• _Your assignment_
Among the entries below, how many lines include the word "mode"? Reply with only the number.

[Dataset entries]
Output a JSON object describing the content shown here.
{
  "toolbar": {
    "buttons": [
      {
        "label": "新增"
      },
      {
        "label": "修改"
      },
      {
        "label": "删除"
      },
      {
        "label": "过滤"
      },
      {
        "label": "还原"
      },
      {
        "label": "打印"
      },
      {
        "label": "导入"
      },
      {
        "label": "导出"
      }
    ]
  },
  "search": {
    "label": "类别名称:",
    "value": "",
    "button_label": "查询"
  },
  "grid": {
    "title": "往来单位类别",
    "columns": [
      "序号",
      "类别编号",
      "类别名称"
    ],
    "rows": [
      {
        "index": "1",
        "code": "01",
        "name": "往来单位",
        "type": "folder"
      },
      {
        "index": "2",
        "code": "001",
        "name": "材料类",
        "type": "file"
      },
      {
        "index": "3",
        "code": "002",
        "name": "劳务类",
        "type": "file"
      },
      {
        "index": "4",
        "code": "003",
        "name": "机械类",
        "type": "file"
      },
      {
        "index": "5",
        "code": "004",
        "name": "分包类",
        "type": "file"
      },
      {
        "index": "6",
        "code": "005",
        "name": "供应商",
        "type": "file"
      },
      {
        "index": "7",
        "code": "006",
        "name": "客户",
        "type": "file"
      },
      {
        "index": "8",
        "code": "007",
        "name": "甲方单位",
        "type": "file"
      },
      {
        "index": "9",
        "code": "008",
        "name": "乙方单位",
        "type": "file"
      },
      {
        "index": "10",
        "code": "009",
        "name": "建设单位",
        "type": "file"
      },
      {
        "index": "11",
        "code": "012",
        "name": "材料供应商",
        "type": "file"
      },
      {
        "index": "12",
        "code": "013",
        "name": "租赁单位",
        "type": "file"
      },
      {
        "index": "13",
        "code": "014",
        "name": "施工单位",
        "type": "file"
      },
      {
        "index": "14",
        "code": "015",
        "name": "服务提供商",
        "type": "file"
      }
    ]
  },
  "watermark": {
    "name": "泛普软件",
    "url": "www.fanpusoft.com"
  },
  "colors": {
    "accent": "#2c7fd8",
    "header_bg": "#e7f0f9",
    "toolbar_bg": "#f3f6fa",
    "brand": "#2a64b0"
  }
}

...

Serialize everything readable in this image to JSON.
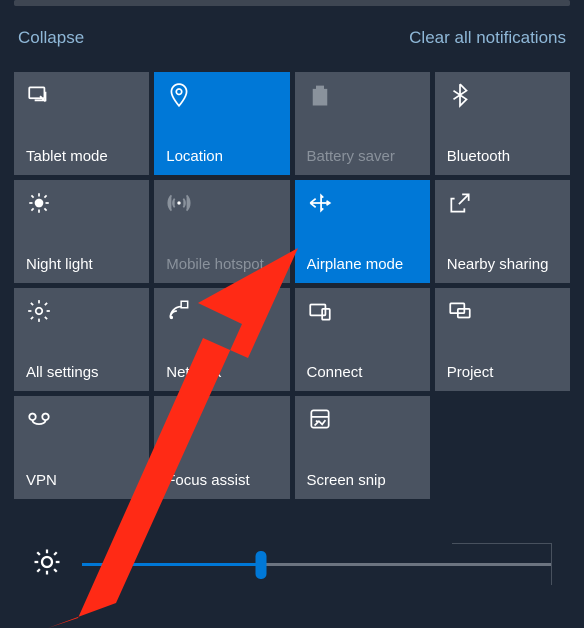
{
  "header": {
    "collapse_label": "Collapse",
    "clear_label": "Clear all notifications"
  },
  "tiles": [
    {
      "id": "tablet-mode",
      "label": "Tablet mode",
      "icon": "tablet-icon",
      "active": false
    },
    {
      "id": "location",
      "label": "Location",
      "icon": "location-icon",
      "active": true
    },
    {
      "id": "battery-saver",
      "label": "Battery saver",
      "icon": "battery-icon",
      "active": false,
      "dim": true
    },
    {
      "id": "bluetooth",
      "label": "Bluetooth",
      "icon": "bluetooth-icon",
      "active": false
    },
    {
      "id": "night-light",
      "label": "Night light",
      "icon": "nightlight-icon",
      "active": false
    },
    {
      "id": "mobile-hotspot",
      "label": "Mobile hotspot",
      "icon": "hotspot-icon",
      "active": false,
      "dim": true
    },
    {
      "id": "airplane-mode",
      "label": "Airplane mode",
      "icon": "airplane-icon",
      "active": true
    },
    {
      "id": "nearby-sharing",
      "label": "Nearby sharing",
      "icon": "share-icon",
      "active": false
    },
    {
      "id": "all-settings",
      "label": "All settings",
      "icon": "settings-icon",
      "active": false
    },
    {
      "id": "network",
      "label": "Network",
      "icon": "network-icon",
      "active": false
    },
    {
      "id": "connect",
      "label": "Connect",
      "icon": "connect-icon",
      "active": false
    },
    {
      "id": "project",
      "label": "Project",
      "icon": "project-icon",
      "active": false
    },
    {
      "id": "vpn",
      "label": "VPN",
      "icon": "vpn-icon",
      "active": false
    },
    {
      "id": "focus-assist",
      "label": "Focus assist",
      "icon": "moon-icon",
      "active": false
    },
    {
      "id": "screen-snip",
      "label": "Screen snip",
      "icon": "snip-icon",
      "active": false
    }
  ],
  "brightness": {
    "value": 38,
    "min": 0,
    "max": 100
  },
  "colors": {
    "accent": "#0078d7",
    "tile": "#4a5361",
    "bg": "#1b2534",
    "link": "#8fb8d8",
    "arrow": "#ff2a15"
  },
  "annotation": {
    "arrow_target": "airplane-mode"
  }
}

• _Solved exercise_
5